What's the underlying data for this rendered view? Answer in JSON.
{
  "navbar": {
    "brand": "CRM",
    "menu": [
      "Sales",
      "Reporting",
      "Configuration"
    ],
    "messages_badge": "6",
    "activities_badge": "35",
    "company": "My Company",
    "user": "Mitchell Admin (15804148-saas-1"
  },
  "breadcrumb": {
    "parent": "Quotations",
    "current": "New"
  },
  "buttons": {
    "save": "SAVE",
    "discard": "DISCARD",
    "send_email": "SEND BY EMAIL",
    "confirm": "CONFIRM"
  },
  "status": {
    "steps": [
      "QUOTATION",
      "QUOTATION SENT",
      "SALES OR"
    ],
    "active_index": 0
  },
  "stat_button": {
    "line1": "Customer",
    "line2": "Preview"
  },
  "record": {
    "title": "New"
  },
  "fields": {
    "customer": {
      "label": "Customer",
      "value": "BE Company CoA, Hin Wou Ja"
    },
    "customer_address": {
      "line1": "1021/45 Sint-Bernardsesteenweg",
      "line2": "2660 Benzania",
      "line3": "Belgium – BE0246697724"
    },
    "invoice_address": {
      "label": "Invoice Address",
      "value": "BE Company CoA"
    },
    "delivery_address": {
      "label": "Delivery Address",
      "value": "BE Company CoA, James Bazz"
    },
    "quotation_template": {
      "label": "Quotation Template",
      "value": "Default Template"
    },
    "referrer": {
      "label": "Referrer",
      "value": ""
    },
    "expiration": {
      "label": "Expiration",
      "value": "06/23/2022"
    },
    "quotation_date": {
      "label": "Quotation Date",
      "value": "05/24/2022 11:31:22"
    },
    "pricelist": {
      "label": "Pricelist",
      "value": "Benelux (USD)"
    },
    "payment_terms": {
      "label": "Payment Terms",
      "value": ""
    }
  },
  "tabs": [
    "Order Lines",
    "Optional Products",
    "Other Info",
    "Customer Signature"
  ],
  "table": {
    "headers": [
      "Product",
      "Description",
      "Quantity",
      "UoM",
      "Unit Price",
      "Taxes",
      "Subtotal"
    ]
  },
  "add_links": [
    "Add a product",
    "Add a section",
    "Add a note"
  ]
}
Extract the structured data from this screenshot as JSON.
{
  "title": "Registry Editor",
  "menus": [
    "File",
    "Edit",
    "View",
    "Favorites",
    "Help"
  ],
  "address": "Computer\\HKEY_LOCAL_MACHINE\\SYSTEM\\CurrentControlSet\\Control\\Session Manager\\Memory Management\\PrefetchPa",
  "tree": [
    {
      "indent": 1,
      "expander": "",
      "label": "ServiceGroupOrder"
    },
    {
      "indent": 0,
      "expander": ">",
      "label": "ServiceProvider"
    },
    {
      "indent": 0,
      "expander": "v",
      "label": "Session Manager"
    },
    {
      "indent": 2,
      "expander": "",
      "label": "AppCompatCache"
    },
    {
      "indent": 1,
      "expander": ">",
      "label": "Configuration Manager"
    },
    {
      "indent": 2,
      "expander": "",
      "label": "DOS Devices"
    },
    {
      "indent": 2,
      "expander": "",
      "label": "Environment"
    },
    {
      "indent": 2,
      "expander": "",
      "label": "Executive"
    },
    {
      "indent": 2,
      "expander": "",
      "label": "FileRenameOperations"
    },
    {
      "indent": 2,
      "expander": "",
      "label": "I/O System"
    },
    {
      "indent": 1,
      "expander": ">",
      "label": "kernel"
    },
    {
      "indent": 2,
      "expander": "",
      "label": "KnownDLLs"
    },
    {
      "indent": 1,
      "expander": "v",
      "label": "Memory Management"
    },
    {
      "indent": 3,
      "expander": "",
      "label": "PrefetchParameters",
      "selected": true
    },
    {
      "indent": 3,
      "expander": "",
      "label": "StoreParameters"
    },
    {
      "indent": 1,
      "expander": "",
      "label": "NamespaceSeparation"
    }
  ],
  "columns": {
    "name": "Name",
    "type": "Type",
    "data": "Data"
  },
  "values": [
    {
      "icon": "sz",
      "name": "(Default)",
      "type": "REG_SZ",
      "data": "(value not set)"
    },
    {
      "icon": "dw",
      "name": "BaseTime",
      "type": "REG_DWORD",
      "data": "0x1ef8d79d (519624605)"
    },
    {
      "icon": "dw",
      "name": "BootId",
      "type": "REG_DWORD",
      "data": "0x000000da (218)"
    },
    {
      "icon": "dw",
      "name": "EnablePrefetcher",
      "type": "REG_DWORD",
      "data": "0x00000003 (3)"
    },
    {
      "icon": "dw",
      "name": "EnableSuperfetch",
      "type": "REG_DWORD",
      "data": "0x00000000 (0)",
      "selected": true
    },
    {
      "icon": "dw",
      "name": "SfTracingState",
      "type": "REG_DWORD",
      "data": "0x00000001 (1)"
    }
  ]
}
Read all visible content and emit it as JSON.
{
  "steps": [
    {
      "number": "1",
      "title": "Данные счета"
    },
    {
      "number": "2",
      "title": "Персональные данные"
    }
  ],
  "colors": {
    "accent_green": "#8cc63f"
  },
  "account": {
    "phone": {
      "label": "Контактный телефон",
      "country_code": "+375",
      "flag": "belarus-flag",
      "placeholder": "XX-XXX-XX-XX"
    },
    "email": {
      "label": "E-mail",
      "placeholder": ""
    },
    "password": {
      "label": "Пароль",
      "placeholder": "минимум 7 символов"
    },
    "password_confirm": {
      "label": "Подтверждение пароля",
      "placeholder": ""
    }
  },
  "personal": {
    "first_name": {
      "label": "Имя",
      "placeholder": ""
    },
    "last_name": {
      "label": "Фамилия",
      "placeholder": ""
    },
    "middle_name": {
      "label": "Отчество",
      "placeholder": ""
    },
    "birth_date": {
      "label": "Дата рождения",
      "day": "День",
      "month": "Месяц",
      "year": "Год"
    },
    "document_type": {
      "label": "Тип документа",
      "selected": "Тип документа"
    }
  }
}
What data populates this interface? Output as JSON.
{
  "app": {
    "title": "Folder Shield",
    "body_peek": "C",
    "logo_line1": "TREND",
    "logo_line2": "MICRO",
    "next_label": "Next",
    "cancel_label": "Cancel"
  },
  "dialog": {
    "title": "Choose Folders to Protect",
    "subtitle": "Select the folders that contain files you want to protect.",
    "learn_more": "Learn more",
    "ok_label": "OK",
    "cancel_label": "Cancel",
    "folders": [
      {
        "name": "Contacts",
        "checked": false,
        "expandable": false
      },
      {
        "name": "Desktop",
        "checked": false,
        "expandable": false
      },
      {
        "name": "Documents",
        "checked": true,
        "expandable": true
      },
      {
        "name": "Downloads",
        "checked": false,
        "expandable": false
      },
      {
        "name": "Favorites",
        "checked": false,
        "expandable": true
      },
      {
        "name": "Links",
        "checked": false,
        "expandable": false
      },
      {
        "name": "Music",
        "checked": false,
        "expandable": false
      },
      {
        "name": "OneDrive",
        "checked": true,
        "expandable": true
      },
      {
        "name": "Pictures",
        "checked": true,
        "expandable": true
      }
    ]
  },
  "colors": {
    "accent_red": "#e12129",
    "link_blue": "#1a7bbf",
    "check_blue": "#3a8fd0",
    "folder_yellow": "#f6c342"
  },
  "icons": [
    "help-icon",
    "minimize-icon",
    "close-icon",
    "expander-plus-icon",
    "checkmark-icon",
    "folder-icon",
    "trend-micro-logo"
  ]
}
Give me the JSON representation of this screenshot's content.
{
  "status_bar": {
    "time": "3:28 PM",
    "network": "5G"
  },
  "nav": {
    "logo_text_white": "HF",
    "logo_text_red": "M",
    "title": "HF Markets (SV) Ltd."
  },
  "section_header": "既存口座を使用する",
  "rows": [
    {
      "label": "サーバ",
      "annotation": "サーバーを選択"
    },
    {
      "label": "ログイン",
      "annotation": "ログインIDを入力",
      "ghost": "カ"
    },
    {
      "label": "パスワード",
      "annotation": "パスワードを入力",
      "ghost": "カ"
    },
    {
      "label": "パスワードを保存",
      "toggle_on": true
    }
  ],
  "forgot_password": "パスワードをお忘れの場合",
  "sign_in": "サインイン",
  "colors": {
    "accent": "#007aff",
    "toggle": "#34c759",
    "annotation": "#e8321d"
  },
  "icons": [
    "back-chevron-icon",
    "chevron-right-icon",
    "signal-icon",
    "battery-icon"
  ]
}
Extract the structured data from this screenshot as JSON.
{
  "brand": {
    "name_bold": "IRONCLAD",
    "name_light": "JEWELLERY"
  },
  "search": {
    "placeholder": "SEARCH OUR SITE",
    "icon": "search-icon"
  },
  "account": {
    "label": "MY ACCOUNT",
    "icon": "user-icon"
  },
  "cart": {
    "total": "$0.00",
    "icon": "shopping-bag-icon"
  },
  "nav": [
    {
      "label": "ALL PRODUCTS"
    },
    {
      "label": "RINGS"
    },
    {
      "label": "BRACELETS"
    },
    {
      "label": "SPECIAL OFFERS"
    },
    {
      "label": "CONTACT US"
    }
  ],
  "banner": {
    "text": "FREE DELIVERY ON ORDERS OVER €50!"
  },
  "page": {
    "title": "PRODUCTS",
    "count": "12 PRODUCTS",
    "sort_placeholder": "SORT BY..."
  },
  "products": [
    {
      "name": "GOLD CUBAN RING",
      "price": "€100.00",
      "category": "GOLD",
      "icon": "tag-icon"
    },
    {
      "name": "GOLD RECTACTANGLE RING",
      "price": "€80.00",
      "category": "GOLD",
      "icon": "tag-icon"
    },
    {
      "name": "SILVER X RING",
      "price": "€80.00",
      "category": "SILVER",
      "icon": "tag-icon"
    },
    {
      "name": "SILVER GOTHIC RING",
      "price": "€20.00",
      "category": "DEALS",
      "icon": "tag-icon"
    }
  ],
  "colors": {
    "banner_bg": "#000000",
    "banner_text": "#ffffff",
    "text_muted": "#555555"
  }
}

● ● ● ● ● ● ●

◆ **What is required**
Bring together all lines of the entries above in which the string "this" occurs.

◆ **Response to the exercise**
What's the underlying data for this rendered view? Answer in JSON.
Extract the structured data from this screenshot as JSON.
What data populates this interface? Output as JSON.
Give me the JSON representation of this screenshot's content.
Extract the structured data from this screenshot as JSON.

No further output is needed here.